WiFi and Bluetooth adapters. This type of setup is needed only if you setup Raspberry Pi in Headless Mode i. We have already seen a tutorial on how to setup Raspberry Pi 3 without monitor and keyboard earlier. It is very important that you complete that setup first to proceed with WiFi setup. Setup until this step is enough for setting up the WiFi.
Now, we need to connect our Raspberry Pi to this network. In this file, we need to add the name of the WiFi network and also the password. So, in order to open the file, type the following command and hit enter. Just below the existing content, enter the following command. In our case, it is SLNP. Type the password in the psk section. Then it will ask you whether to save the changes or not. Type y to save and hit enter. Now, we need to turn on the WiFi Adapter.
For that, type the following commands one after the other. It automatically gets connected to the WiFi Network. In our case, the new IP Address is Now we can login using the username and password.
To check the connection, type the following command in the Putty terminal. This will return the details of the connection like IP Address, transmitted and received bytes etc. Click on the double arrow symbol once again to see the list of WiFi networks available near the Raspberry Pi. Select the WiFi network from the list. In our case, we have around 9 networks and our network is SLNP.
You will now be asked to enter the Pre Shared Key of the network. This is nothing but the password of the WiFi connection. Enter the password and click on OK.
You can see that the Raspberry Pi is connected to WiFi network of choice and is highlighted with a green check mark. Related Posts:.
FIX: Raspberry Pi not connecting to Wi-Fi / Ethernet
To look at which peripherals the operating system found when booting run the following command: dmesg more You can use the spacebar to scroll down a page at a time — towards the end you will see something similar to the following lines: [ 3. All that is left is to configure your WiFi connection.
How to setup WiFi on Raspberry Pi 2 using USB Dongle
After opening the file in nano you will see a screen like this: To configure you wireless network you want to modify the file such that it looks like the following: auto lo iface lo inet loopback iface eth0 inet dhcp allow-hotplug wlan0 auto wlan0 iface wlan0 inet dhcp wpa-ssid "Your Network SSID" wpa-psk "Your Password" You will need to put your own SSID and password into the appropriate places. If nano asks if you want to Save modified buffer?
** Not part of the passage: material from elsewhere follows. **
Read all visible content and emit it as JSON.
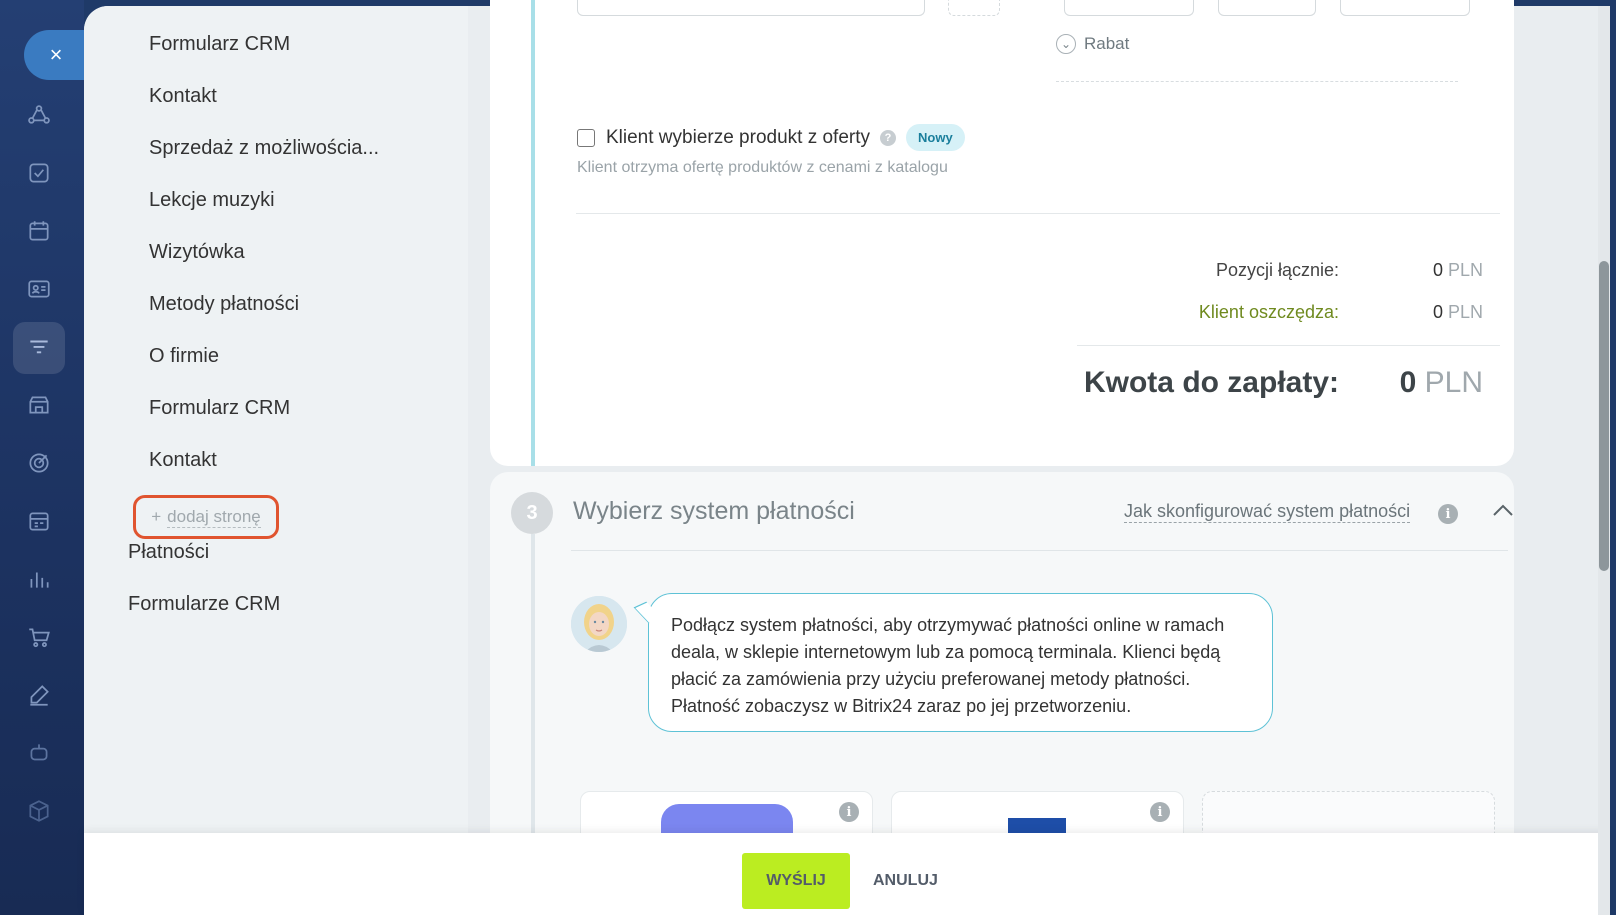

To set up WiFi on the Raspberry Pi 3, please see this tutorial. In a previous tutorialI explained how to establish an SSH connection to your Raspberry Pi over ethernet without using an external keyboard or monitor.
How To: WiFi on your Raspberry PI
Connecting with an ethernet cableis great if you want to leave it connected to your router with a physical cable. Be careful when choosing a WiFi adapter for the Raspberry Pi though, because not all of them will work out of the box. I found that this one on Amazon works great without any driver installations needed.
Still, there are a couple things that need to be set up for any WiFi adapter to work properly with your Raspberry Pi. If the internet is not working, try resetting the WiFi router or the modem to resolve the issue. In case the issue persists, the problem is most likely with your Raspberry Pi.
I have it connected to ethernet because the wifi connection is weak in this part of the house.
How to solve “No wireless interface found” on a Raspberry Pi 3
I cannot successfully ping its hostname or IP from any other computer in the house. In this article, we have listed a couple of troubleshooting tips to help you fix Raspberry Pi not connecting to WiFi and Ethernet issues. Make sure your network name SSID does not have an underscore in it. Remove the underscore, and then try to connect your Raspberry Pi to the WiFi network. Removing the underscore has helped several users resolve the issue. Additionally, if your router supports both 2.